Protection of press publications for online use

  • There are new rights granted to EU-based press publishers for the digital use of their press publications, although these rights only apply to uses by online service providers and not to private or non-commercial uses by individual users. Acts of hyperlinking and very short extracts from press publications are not subject to these new rights.
  • Authors of works included in a press publication should receive an appropriate share of the income derived from its use.

Use of protected content by online content-sharing platforms

  • Online content-sharing service providers should obtain permission from rights holders to make works uploaded by their users available to the public, for example through a licensing agreement. If a licence is not concluded, the concerned platforms benefit from a liability-mitigation mechanism, but they have to make ‘best efforts’ to make sure that unauthorised content is not available on their websites. They must make those efforts on the basis of relevant and necessary information provided by the rightholders.
  • Users are allowed to post content for the specific purposes of quotation, criticism, review, caricature, parody or pastiche and may use complaint and redress mechanisms in case of disputes over content erroneously blocked or removed from the platforms.

Fair remuneration for authors and performers

EU countries should ensure that a principle of appropriate and proportionate remuneration applies when an author or performer has transferred or licensed his rights for exploitation by another party (e.g. a publisher or a producer).

Transparency and revocation

Authors and performers should receive regularly - at least once a year - up-to-date, relevant and comprehensive information on the exploitation of their works and performances. They have a right of revocation, after a reasonable period of time, in the event of non-use of the work or performance.

Modifying contracts

The negotiating rights of authors and performers are strengthened. They have the right to claim from the party with whom they have a contract for the exploitation of rights, appropriate and fair additional remuneration in cases where the remuneration initially agreed is unreasonably low in relation to all subsequent income resulting from exploitation of the works.


It has applied since 6 June 2019 and must become law in all EU countries by 7 June 2021.


For more information, see:

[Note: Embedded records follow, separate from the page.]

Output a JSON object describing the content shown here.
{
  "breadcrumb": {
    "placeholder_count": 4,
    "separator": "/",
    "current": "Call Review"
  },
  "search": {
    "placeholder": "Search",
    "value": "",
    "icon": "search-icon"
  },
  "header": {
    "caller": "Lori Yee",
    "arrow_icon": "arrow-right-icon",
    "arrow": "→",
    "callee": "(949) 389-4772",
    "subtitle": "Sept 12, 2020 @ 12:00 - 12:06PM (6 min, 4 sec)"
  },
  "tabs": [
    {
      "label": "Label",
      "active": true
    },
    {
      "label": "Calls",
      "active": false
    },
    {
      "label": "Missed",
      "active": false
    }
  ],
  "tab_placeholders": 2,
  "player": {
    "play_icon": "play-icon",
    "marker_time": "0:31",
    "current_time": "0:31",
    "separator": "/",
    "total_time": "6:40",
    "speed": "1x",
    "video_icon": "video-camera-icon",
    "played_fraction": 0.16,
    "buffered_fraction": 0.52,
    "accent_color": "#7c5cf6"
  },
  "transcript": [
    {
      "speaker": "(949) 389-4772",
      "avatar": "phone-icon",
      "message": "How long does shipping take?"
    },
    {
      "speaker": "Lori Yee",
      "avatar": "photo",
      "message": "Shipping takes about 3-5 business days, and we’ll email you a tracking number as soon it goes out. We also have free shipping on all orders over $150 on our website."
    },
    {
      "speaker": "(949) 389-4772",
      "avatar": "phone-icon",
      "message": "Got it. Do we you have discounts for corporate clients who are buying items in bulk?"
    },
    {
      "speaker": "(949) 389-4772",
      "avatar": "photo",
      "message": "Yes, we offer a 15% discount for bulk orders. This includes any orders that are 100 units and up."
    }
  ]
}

Text- and data-mining: any automated analytical technique aiming to analyse text and data in digital form in order to generate information such as patterns, trends and correlations.

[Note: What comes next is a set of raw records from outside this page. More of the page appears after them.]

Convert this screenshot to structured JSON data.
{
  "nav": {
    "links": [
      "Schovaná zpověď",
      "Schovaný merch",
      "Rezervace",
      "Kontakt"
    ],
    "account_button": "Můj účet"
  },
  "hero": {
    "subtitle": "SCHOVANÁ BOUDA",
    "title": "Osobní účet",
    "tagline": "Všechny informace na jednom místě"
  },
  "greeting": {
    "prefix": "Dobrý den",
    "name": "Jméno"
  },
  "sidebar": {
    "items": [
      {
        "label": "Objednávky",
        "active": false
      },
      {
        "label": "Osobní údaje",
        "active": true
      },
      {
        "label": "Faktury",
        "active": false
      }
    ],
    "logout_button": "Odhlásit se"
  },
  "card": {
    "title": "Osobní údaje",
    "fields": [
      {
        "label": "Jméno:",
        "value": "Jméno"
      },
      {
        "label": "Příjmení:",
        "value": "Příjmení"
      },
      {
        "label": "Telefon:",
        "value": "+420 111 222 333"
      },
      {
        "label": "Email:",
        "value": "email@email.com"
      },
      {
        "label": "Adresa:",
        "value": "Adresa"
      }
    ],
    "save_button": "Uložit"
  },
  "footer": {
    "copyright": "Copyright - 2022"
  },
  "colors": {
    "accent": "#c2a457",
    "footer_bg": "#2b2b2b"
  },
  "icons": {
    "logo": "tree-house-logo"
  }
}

Directive (EU) 2019/790 of the European Parliament and of the Council of 17 April 2019 on copyright and related rights in the Digital Single Market and amending Directives 96/9/EC and 2001/29/EC (OJ L 130, 17.5.2019, pp. 92-125)


Directive 2001/29/EC of the European Parliament and of the Council of 22 May 2001 on the harmonisation of certain aspects of copyright and related rights in the information society (OJ L 167, 22.6.2001, pp. 10-19)

Successive amendments to Directive 2001/29/EC have been incorporated into the original document. This consolidated version is of documentary value only.

last update 12.07.2019